“Oculus Quest 2 launches files up to 2 times faster and frame rates improved 20-30%...allowing us to load larger models and experience improved performance in Prospect by IrisVR.”
- Shane Scranton, CEO & Co-Founder, IrisVR
Image credit: Facebook
The best standalone VR headset for enterprise VR collaboration
The release of the Quest 2 marks significant strides forward in VR hardware technology, making the possibility of commonplace VR, especially in the AEC industry, today’s reality - and IrisVR is proud to partner with the innovative AEC companies leading the charge by implementing enterprise VR into their workflows. With its Oculus line, Facebook has sprinted ahead as the frontrunner in standalone VR headsets, making the enterprise choice clear and simple with Oculus for Business. Among other benefits, freedom from Facebook login makes it more business-friendly. (Note: if you’re trying to find a way around the Quest 2 Facebook login requirement, just don’t - you will be penalized). The new lower price of $799 means the initial investment in VR for business has never been better. Essentially, you’re paying to keep your data safe, secure, and entirely to yourself, among other things. Worth it.
The Quest 2 is one of many indications of Facebook’s dedication to making VR accessible to all - consumers and businesses alike. For businesses, the software for VR headsets is arguably even more important than the hardware. Of course, one cannot come without the other. The Oculus Business ISV directory (independent software vendors) is already quite impressive and growing. For the AEC industry, VR hardware and software makes it possible for architects, engineers, and construction professionals to work better - for the first time, they can step away from flat surfaces and, instead, experience immersive building models.
Remember: VR for AEC is not just looking at models in VR, it’s interacting with them at 1:1 scale by using digital tools - like measuring, annotating, issue tracking, viewing BIM data, and more - designed to drive productivity.
With Prospect by IrisVR, AEC teams collaborate from anywhere and leverage interactive tools to work better in immersive VR.
Considerations for implementing enterprise VR
If your organization is already experimenting with consumer VR headsets, like the Quest, it’s only a matter of time before the shift to enterprise-grade hardware is necessary. The smart move is to realize that time for transition is now. If you haven’t invested in hardware yet but are VR-curious, more affordable consumer headsets can be a good way to test the waters, but any large-scale rollout should leverage enterprise-grade hardware and software to ensure long-term stability.
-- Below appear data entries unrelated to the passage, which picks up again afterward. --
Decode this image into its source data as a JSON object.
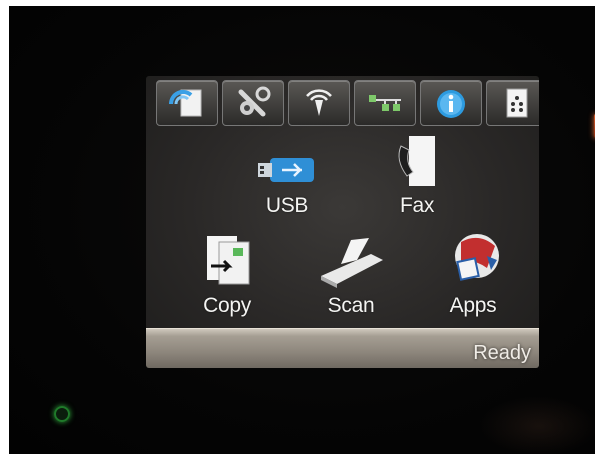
{
  "screen": {
    "toolbar": [
      {
        "icon": "web-services-icon"
      },
      {
        "icon": "setup-icon"
      },
      {
        "icon": "wireless-icon"
      },
      {
        "icon": "network-icon"
      },
      {
        "icon": "info-icon"
      },
      {
        "icon": "supplies-icon"
      }
    ],
    "apps": {
      "usb": "USB",
      "fax": "Fax",
      "copy": "Copy",
      "scan": "Scan",
      "apps": "Apps"
    },
    "status": "Ready"
  },
  "colors": {
    "screen_bg": "#2a2827",
    "status_bar": "#8c857b",
    "power_led": "#2fa83c"
  }
}
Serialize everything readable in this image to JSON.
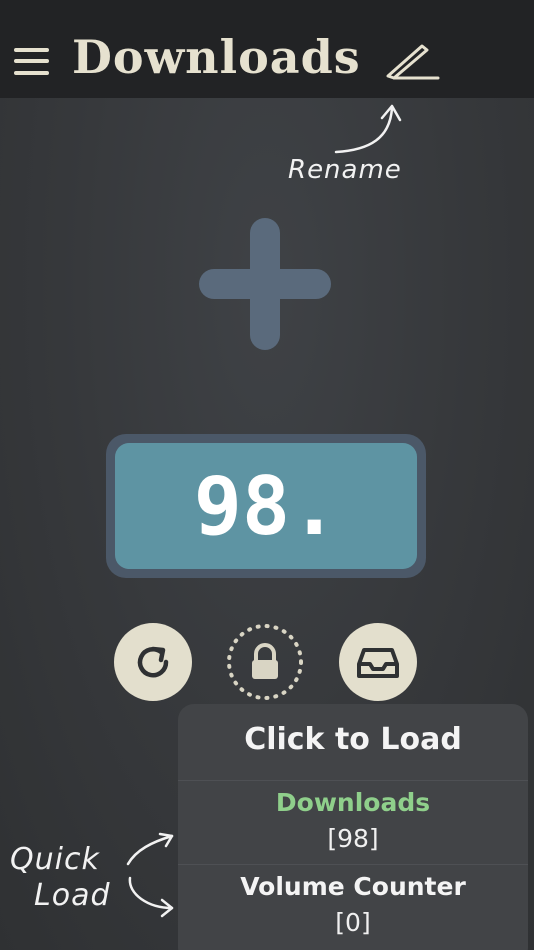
{
  "header": {
    "title": "Downloads",
    "menu_icon": "hamburger-menu-icon",
    "edit_icon": "pencil-icon"
  },
  "annotations": {
    "rename": "Rename",
    "quick": "Quick",
    "load": "Load"
  },
  "counter": {
    "value": "98."
  },
  "actions": {
    "refresh_icon": "refresh-icon",
    "lock_icon": "lock-icon",
    "inbox_icon": "inbox-icon"
  },
  "load_panel": {
    "title": "Click to Load",
    "items": [
      {
        "name": "Downloads",
        "count": "[98]",
        "color": "#8fcf8b"
      },
      {
        "name": "Volume Counter",
        "count": "[0]",
        "color": "#f4f4f4"
      }
    ]
  },
  "colors": {
    "topbar": "#222325",
    "title": "#e6e1cf",
    "counter_bg": "#5e94a3",
    "accent_green": "#8fcf8b"
  }
}
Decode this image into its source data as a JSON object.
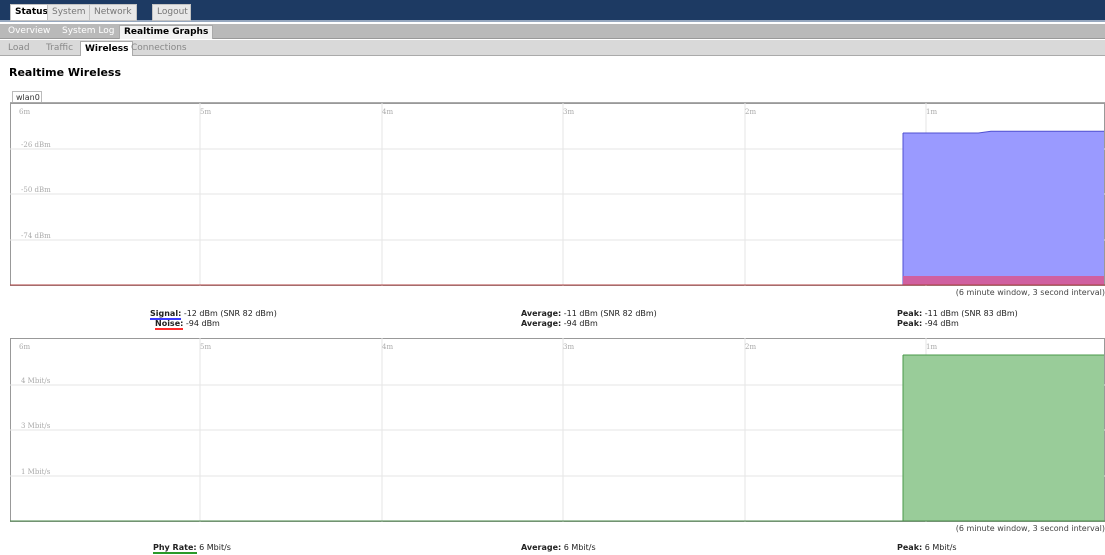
{
  "nav": {
    "top": [
      "Status",
      "System",
      "Network",
      "Logout"
    ],
    "sub": [
      "Overview",
      "System Log",
      "Realtime Graphs"
    ],
    "sub2": [
      "Load",
      "Traffic",
      "Wireless",
      "Connections"
    ]
  },
  "page": {
    "title": "Realtime Wireless",
    "interface_tab": "wlan0"
  },
  "colors": {
    "signal": "#9a9aff",
    "signal_line": "#5050d0",
    "noise": "#d060a0",
    "rate": "#99cc99",
    "rate_line": "#4a9a4a"
  },
  "chart_data": [
    {
      "type": "area",
      "x_ticks": [
        "6m",
        "5m",
        "4m",
        "3m",
        "2m",
        "1m"
      ],
      "y_ticks": [
        "-26 dBm",
        "-50 dBm",
        "-74 dBm"
      ],
      "series": [
        {
          "name": "Signal",
          "color": "#9a9aff",
          "values": [
            -12,
            -12,
            -12,
            -12,
            -12,
            -12,
            -12,
            -11,
            -11,
            -11,
            -11,
            -11,
            -11,
            -11,
            -11,
            -11,
            -11
          ]
        },
        {
          "name": "Noise",
          "color": "#d060a0",
          "values": [
            -94,
            -94,
            -94,
            -94,
            -94,
            -94,
            -94,
            -94,
            -94,
            -94,
            -94,
            -94,
            -94,
            -94,
            -94,
            -94,
            -94
          ]
        }
      ],
      "note": "(6 minute window, 3 second interval)"
    },
    {
      "type": "area",
      "x_ticks": [
        "6m",
        "5m",
        "4m",
        "3m",
        "2m",
        "1m"
      ],
      "y_ticks": [
        "4 Mbit/s",
        "3 Mbit/s",
        "1 Mbit/s"
      ],
      "series": [
        {
          "name": "Phy Rate",
          "color": "#99cc99",
          "values": [
            6,
            6,
            6,
            6,
            6,
            6,
            6,
            6,
            6,
            6,
            6,
            6,
            6,
            6,
            6,
            6,
            6
          ]
        }
      ],
      "note": "(6 minute window, 3 second interval)"
    }
  ],
  "legend_wireless": {
    "signal_label": "Signal:",
    "signal_value": "-12 dBm (SNR 82 dBm)",
    "noise_label": "Noise:",
    "noise_value": "-94 dBm",
    "avg_label": "Average:",
    "avg_signal": "-11 dBm (SNR 82 dBm)",
    "avg_noise": "-94 dBm",
    "peak_label": "Peak:",
    "peak_signal": "-11 dBm (SNR 83 dBm)",
    "peak_noise": "-94 dBm"
  },
  "legend_rate": {
    "phy_label": "Phy Rate:",
    "phy_value": "6 Mbit/s",
    "avg_label": "Average:",
    "avg_value": "6 Mbit/s",
    "peak_label": "Peak:",
    "peak_value": "6 Mbit/s"
  }
}
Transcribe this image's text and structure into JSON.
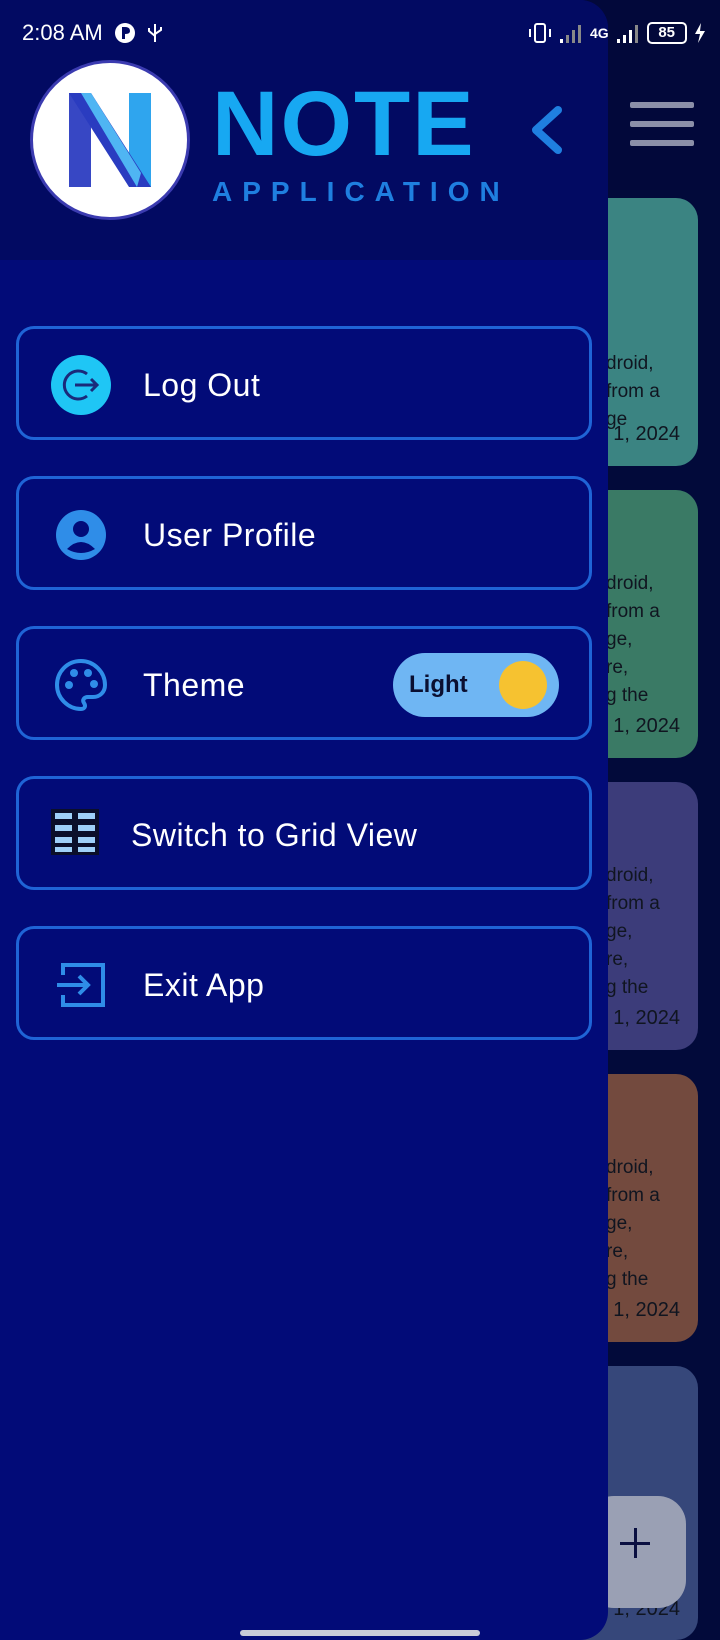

Overall, the biggest takeaway is that now is the time for enterprise businesses to strategically implement VR to stay ahead of the curve. If you are on or leading an architecture, engineering, or construction team and looking to leverage VR for business, learn more about how our enterprise VR collaboration software - Prospect by IrisVR - makes VR simple and brings complex 3D models to life in VR at 1:1 scale.
Want to avoid getting caught up in the rush to implement this productivity-driving toolset just to keep up with the competition? Let us help you learn more about enterprise VR.